The annual Edinburgh International Film Festival does not take place until June but yesterday a press launch for the event was held in the city, giving film buffs a taster of what is to come…
With 135 features from 33 countries – including 23 World Premieres – this year’s programme promises to be one of the strongest yet.
EIFF will open with the previously announced Away We Go from British director Sam Mendes on 17 June, and close with the International Premiere of Adam, a romantic drama from Max Meyer on 28 June.
In between there will be plenty of new talent introduced to the Festival audience, alongside returning favourites such as Stephen Soderbergh (The Girlfriend Experience), David Mackenzie (Spread) and Shane Meadows (the World Premiere of Le Donk, starring Paddy Considine).

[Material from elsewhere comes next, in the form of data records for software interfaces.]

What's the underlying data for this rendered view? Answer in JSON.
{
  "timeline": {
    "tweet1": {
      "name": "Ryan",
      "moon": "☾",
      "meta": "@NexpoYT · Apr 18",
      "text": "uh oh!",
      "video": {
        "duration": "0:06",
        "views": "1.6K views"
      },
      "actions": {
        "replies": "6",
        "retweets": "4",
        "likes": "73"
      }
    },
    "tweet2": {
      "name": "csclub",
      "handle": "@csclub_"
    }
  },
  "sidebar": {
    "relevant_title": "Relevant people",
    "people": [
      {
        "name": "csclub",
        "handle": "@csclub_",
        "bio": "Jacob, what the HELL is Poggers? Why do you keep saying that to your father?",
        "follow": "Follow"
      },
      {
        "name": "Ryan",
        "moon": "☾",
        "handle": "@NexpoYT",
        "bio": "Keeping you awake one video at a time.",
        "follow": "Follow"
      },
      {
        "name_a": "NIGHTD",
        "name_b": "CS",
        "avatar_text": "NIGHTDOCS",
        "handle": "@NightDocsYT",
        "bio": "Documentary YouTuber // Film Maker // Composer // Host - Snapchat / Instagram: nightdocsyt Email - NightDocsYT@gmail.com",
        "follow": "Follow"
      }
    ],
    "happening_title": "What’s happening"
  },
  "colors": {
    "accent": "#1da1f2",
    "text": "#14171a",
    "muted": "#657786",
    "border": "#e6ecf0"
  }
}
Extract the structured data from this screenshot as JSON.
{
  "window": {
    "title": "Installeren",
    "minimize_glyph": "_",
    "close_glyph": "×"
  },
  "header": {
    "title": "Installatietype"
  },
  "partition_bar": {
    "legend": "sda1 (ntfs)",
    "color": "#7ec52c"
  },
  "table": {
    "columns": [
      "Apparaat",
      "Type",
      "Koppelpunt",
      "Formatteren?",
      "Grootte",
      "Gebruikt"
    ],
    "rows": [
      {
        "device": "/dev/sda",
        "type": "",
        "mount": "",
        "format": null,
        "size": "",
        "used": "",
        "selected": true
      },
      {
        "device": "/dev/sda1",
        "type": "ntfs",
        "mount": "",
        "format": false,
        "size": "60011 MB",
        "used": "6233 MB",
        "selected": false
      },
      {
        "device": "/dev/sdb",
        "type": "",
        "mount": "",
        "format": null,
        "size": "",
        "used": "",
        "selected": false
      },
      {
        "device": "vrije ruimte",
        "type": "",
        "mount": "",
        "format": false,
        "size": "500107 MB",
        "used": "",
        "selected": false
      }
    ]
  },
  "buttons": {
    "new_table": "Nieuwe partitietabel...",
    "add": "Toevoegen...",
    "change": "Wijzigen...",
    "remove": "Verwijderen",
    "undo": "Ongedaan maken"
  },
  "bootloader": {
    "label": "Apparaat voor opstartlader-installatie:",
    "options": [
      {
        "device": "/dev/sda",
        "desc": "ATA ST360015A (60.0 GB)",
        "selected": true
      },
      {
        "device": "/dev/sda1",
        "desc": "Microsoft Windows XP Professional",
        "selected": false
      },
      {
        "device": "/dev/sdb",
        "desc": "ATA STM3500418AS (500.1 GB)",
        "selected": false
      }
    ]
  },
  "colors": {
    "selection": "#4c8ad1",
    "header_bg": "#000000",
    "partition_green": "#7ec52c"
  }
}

The first new addition to the festival is Cinematic Television, a marriage of cinema and television made in heaven. It will feature UK Premieres of high concept TV dramas on the big screen. The first two episodes of the much-anticipated vampire drama True Blood, from the creator of Six Feet Under, will be screened along with the ‘first week’ of brand new HBO drama In Treatment, starring Gabriel Byrne.
Another first for EIFF is the Paradise Movie Hall, curated by film writer and broadcaster Mark Cousins. St Johns Church Hall will be converted into a magical forest cinema, screening a three day spectacular of Bengali cinema and featuring an on-stage interview with Bollywood star Sharmila Tagore by Cousins, who was over the moon that EIFF will host the Paradise Movie Hall. “We’re showing West Bengali films in that little forest cinema because the creative heart of Indian cinema is in West Bengal,” he commented. “We invited the first lady of Bengali cinema, Sharmila Tagore, because she’s a legend and her career is unique. We’re totally thrilled.
In addition to the film programme, in 2009 the Festival will present a comprehensive series of events designed to stimulate debate, inform and enhance your professional life. Be the first to participate in wide-ranging discussions around the ‘Digital Britain’ report- EIFF will tackle all aspects of this relating to the moving image sector, and will be celebrating 3D as well.
Spearheaded by John Grierson, the founder of the British documentary movement and animation pioneer Norman McLaren the festival was launched alongside Edinburgh’s International Festival in 1947, and was one of the world’s first ever film festivals. More recently audience favourites have included Tsotsi, Control, Paranoid Park, Knocked Up, Man on Wire and The Edge of Love.
Tickets for all films and events go on sale at midday this Friday, the 8th of May, and the festival takes place between 17-28 June